In addition, according to a release, artists are encouraged to submit their designs to the Doodle for Google contest, which ends March 13 and focuses on kindness.

Each school also did a fundraiser for the cancer center.

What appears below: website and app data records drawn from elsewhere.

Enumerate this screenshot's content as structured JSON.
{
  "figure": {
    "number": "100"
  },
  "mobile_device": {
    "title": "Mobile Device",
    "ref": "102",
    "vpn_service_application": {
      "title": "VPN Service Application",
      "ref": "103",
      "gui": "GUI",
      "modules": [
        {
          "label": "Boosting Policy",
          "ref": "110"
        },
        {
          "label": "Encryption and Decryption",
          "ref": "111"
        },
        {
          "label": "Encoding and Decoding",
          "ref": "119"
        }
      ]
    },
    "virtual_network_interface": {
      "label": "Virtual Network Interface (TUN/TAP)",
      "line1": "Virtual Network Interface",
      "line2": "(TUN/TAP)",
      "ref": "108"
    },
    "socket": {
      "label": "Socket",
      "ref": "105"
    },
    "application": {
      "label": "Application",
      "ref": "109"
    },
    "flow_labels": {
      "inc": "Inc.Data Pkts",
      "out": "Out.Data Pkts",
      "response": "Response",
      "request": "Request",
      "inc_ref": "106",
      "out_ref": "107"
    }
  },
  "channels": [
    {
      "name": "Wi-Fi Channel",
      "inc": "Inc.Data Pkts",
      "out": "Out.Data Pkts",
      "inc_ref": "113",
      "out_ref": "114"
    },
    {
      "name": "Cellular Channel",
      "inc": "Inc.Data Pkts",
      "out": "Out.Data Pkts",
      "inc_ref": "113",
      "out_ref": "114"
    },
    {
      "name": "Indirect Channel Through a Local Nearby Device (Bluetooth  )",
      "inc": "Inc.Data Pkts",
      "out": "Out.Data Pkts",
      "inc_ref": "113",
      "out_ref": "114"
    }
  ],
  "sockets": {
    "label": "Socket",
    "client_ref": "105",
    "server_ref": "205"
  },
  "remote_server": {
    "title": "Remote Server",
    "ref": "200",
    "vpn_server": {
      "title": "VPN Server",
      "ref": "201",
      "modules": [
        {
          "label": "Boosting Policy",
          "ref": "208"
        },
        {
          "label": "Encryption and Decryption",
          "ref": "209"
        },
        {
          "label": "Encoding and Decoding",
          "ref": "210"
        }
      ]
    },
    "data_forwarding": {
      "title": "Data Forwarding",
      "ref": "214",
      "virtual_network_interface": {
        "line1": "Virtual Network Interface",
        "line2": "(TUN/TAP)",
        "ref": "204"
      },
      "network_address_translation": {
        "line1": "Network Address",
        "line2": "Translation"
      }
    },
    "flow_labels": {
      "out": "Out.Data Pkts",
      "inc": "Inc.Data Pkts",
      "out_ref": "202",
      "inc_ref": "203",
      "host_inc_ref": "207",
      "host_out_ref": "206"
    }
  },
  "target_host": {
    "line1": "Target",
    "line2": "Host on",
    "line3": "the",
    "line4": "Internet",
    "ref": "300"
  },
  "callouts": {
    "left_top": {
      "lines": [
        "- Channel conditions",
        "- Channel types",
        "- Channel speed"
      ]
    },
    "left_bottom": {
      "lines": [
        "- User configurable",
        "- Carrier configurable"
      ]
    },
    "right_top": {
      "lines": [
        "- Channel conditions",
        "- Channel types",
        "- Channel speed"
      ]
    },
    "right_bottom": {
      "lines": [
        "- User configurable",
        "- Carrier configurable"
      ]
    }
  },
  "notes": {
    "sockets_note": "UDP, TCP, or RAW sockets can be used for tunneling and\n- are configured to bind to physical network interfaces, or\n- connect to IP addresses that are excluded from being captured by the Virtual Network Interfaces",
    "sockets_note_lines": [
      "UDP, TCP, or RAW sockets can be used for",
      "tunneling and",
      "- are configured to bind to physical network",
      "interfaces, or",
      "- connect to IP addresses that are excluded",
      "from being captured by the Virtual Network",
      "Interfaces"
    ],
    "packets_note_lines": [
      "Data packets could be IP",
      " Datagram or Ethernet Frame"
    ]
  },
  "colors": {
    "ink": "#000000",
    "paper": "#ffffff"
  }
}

At Reading-Fleming Intermediate School, collections took place during the winter concerts, a staff Souper Bowl Cook-off and on World Cancer Day Feb. 4. Barbara Tofani, administrative director of the cancer center, attended the Souper Bowl Cook-Off to serve as a judge, where she met a student, Shelby, a sixth grade student at RFIS, who presented the impact cancer can have on both those who are faced with it and their loved ones.

Shelby also inspired several of the school community's ideas, including coloring ribbons and wearing a color to bring awareness to various types of cancer.

The district has so far raised more than $3,000, and the district is excited to select a "no co-pay day" at the cancer center to cover the costs for patients.

Kathryn Lemerich, the district's anti-bullying coordinator, thanked everyone for the work they did in the service of the students, and for supporting the initiative.